There are especial private cases where you can judge the distinction clearly, and in those cases good men tend to act upon it [as in the case of loans to individuals of our private acquaintance], for the human conscience is at work all the time, even in the most corrupt and complex of societies. But in nine hundred and ninety-nine cases out of a thousand the distinction is impossible. A man is at pains to save. He must use his savings under a system where interest without examination is normal and all the infinite details of a world-wide system of production, distribution, and exchange have so long been based on the acceptation of Usury-----as well as on the much larger calculation of legitimate profit-----that the two can no more be divided in practice today than can the mixed colours in a dyer's vat. If I go off for six months and leave money on deposit at my bank I can hardly ask what the bank is going to do with the money; and if I did they could not tell me. No one could say how much of it goes to feeding beasts on a fur farm in Canada; how much to a young man who is getting an overdraft on his securities and spending it in riotous living; how much to the development of a useful mine in the Andes. What sane man would hesitate to put his regular little self-denials into savings certificates, or his modest £1000 into a War Loan-----that crying instance of Usury? The system must go on till we break, and even the word "break" is inaccurate. If history is any guide, the true word should rather be "decay." Pleasing thought.

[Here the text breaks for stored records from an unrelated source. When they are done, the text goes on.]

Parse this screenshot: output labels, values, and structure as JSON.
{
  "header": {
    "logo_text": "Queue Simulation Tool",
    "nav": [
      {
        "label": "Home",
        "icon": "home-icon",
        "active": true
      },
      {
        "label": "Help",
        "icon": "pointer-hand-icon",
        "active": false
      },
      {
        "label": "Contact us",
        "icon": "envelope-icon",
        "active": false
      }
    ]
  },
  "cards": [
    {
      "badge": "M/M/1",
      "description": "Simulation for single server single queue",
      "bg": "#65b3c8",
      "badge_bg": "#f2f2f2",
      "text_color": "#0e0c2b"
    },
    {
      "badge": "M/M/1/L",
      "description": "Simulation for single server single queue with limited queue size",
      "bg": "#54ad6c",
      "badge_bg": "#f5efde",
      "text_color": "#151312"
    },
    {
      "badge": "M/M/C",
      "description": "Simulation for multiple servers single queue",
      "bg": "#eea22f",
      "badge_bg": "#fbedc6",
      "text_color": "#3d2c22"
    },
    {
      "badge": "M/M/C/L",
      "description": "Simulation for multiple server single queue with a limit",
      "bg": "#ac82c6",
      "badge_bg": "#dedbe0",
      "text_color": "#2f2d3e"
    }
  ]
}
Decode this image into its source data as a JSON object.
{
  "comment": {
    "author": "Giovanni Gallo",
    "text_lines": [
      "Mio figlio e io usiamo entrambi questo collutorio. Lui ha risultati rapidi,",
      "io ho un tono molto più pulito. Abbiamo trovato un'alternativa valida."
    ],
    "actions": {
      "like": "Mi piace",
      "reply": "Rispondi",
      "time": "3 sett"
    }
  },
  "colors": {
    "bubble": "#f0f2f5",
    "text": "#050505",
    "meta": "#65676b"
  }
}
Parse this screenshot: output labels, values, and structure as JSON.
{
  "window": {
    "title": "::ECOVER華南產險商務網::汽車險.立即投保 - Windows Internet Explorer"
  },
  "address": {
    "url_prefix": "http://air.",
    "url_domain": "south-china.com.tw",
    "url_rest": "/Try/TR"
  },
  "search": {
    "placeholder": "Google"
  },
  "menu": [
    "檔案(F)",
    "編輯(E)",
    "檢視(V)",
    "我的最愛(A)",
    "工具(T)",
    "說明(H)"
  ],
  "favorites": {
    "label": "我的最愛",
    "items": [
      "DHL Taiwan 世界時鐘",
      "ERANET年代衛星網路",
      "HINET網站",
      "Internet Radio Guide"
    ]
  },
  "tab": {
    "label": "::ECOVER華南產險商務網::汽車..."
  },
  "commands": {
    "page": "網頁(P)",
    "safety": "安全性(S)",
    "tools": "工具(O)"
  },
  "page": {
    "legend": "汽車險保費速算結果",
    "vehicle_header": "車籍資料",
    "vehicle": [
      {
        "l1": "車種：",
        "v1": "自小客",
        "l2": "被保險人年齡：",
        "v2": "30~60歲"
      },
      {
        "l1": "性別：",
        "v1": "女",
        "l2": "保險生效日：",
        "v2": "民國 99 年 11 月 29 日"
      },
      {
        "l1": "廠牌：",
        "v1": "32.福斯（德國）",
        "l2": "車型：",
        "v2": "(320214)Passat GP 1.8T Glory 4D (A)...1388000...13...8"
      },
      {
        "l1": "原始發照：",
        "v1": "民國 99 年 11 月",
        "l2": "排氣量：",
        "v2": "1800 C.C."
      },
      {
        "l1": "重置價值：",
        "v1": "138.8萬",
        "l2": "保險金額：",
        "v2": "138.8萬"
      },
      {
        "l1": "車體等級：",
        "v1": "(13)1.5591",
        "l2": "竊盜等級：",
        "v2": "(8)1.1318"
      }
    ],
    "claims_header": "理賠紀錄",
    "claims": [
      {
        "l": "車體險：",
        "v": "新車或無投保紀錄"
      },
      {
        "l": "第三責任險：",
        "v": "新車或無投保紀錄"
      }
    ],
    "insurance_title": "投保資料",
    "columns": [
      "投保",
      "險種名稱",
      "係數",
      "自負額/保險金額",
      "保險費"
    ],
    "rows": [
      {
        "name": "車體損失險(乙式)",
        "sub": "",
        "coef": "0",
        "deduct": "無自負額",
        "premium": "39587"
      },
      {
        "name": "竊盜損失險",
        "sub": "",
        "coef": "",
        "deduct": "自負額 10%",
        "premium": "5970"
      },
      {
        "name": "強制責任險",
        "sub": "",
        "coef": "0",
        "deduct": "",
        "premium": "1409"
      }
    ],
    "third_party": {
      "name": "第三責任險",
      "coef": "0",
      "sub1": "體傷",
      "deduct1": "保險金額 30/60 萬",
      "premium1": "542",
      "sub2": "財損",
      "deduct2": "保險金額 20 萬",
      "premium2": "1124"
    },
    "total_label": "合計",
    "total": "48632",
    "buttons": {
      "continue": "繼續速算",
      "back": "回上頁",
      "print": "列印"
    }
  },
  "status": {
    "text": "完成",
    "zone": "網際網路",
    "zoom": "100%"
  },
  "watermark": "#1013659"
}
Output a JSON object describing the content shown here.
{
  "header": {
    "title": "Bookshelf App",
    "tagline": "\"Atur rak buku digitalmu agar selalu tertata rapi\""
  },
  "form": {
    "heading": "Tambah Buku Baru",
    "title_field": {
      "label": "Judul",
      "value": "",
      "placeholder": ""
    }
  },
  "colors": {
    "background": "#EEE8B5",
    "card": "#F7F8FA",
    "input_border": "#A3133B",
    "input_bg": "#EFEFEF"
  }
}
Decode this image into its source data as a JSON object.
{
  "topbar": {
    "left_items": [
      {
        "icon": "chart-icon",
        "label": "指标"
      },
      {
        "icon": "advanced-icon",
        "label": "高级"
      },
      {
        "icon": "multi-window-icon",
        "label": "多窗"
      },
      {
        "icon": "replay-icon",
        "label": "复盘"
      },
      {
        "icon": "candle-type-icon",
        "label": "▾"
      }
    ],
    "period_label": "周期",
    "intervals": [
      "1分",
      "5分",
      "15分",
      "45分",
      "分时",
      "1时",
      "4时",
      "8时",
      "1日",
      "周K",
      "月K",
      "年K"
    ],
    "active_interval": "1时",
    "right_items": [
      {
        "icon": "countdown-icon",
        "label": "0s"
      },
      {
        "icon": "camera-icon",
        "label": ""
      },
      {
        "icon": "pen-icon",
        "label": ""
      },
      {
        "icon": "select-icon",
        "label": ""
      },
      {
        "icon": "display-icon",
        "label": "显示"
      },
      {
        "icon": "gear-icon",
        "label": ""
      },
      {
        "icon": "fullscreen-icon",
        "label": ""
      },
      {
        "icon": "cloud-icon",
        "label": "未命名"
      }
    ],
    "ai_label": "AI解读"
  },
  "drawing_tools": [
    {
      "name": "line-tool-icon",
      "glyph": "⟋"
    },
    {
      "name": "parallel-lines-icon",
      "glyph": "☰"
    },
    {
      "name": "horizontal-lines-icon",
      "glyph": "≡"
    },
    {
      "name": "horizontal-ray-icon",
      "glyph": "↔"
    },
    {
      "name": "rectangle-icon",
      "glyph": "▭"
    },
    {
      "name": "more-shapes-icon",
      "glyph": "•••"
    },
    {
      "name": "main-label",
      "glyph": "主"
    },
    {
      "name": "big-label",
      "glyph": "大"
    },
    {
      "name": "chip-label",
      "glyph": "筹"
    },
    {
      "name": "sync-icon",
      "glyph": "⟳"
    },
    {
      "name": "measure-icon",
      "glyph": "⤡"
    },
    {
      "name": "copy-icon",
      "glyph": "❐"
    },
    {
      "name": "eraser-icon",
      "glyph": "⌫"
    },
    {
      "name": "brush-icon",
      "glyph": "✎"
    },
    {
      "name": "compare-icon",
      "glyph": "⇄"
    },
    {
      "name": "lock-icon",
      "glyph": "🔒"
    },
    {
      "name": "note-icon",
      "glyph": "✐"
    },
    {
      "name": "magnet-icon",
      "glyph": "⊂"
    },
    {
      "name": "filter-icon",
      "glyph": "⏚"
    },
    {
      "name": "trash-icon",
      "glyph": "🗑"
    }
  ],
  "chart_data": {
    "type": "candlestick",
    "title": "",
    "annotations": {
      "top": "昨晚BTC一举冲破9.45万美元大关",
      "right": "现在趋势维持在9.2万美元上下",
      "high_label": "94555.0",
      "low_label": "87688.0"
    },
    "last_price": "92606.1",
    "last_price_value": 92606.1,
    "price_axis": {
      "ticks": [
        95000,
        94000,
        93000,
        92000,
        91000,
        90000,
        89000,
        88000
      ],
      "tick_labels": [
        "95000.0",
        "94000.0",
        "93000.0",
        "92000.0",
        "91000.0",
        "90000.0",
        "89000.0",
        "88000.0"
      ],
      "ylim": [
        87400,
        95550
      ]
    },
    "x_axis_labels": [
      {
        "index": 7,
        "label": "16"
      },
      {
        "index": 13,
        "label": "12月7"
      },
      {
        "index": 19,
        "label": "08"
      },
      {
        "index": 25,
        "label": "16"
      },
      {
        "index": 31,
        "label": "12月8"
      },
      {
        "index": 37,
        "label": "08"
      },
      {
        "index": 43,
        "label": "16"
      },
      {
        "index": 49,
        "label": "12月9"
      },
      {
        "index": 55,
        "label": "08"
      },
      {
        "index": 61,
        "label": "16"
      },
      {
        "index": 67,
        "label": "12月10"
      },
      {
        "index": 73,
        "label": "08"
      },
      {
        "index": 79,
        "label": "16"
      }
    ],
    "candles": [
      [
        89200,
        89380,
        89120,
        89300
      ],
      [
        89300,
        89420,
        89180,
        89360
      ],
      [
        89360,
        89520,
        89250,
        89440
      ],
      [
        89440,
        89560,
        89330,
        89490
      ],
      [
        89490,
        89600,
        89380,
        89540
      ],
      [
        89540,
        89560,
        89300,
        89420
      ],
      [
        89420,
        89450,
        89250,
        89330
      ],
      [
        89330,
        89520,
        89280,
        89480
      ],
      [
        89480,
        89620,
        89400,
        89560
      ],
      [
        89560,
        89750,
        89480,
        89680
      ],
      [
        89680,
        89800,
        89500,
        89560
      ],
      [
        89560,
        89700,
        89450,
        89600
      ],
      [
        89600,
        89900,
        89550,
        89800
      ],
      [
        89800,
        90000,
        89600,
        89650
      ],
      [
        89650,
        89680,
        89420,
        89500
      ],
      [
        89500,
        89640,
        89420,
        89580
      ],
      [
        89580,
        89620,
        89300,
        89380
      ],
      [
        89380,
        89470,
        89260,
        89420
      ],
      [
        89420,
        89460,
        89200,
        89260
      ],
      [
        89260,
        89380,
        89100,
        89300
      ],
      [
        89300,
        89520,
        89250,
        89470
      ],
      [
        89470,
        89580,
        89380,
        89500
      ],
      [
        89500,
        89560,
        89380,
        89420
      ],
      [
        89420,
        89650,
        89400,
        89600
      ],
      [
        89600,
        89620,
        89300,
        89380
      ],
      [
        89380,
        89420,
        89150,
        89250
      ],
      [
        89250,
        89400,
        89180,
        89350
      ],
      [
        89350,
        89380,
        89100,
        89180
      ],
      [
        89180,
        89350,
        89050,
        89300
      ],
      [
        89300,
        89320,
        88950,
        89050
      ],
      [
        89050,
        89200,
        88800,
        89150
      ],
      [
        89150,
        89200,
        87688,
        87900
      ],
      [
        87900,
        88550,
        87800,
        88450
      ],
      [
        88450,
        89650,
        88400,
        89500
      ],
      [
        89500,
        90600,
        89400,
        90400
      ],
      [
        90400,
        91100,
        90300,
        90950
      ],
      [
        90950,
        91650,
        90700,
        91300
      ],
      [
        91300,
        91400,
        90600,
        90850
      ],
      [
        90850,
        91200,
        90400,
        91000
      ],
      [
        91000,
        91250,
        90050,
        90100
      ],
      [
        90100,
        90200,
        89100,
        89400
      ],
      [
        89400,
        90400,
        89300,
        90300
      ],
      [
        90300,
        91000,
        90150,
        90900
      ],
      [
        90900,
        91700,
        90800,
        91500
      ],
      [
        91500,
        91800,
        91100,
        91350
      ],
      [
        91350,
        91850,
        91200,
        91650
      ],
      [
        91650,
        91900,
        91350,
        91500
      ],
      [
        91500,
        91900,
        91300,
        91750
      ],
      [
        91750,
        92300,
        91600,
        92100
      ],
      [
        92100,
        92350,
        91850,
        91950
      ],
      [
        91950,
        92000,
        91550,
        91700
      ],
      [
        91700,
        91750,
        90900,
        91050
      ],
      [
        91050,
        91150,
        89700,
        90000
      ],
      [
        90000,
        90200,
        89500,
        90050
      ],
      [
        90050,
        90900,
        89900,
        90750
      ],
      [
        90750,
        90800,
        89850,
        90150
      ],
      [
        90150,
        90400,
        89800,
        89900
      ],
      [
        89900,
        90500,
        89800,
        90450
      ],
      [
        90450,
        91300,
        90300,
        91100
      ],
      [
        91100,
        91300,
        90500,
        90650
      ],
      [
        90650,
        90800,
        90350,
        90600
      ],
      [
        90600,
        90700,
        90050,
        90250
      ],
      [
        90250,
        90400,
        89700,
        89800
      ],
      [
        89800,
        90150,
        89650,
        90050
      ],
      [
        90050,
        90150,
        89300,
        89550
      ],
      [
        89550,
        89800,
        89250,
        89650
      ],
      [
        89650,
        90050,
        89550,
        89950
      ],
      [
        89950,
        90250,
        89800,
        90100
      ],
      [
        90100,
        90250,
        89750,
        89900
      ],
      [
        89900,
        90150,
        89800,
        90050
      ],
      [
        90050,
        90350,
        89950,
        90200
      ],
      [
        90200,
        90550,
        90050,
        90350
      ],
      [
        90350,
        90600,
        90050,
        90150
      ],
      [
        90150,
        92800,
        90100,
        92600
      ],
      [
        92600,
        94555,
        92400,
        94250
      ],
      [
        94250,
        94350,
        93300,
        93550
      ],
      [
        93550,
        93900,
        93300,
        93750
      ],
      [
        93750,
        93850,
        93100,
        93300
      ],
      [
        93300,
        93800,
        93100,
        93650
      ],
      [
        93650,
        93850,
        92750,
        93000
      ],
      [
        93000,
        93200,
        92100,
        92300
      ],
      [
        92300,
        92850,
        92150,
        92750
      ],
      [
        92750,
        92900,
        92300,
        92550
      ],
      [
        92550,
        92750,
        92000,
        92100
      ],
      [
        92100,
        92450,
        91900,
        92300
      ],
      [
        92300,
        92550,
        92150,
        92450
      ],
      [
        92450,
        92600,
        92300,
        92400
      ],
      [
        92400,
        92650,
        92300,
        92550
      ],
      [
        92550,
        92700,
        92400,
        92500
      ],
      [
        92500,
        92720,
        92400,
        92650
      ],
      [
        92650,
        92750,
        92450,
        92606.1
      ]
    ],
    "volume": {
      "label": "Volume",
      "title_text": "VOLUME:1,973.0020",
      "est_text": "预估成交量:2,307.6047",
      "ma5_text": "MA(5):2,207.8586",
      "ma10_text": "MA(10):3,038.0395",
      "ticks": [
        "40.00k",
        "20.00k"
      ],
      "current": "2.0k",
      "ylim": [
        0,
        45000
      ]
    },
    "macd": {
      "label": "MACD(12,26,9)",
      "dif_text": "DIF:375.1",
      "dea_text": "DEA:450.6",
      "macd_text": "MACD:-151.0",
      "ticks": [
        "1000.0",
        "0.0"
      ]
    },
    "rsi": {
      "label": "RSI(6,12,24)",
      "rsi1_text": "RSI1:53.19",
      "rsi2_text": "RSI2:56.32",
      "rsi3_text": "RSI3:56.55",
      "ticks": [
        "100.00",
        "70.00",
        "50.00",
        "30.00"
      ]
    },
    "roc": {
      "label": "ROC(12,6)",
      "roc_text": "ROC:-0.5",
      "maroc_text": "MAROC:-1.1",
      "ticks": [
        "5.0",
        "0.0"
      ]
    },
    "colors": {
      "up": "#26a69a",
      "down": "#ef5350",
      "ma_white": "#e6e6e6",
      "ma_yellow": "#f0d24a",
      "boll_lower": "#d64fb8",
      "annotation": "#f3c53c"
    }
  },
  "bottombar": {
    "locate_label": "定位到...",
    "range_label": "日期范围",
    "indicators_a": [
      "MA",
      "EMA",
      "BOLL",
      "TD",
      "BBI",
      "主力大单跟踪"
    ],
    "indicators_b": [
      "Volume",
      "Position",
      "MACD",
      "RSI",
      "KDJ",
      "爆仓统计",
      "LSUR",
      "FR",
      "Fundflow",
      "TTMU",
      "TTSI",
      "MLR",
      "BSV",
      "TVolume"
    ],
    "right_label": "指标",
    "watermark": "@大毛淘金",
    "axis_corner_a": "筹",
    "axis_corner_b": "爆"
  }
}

I did well to call this book Essays of a Catholic and not Catholic Essays. For if it became a matter of Catholic discipline that men should not today touch that unclean thing, the interest-bearing unproductive loan, discipline would stand self- condemned. The ecclesiastical order could not be obeyed. If by such an analysis as I am here engaged in I were to involve any of my fellow Catholics in the peculiar conclusions reached, I should be doing a very bad turn, not only to the common sense of my fellows, but to their sense of humour as well.

Nevertheless, as the scent manufacturer has it, "Un jour viendra,"-----"A day will come."

[Mr. Belloc closed with the same phrase in Greek, but most browsers do not have an ancient Greek font installed, so I deleted the last line of this essay to avoid the appearance of gibberish.]

1. When I was first stammering out my elements as a boy at Oxford, a learned professor assured us in his lecture that the text of Aristotle must have become corrupt, because he could never have said so silly a thing as to call usury wrong. What St. Thomas called it I will wager he never knew.
2. I found in Tunis three years ago that the Mohammedan olive planter wanting to raise a loan for the development of his estate could not get the money from his fellow Mohammedans, but had to borrow from Europeans.
3. Witness the continued interest still paid on bank overdrafts by our failing industries. Another excellent example of the writing off of usurious interest is the scaling down of the French and Italian debts to America.

On Usury, 1931.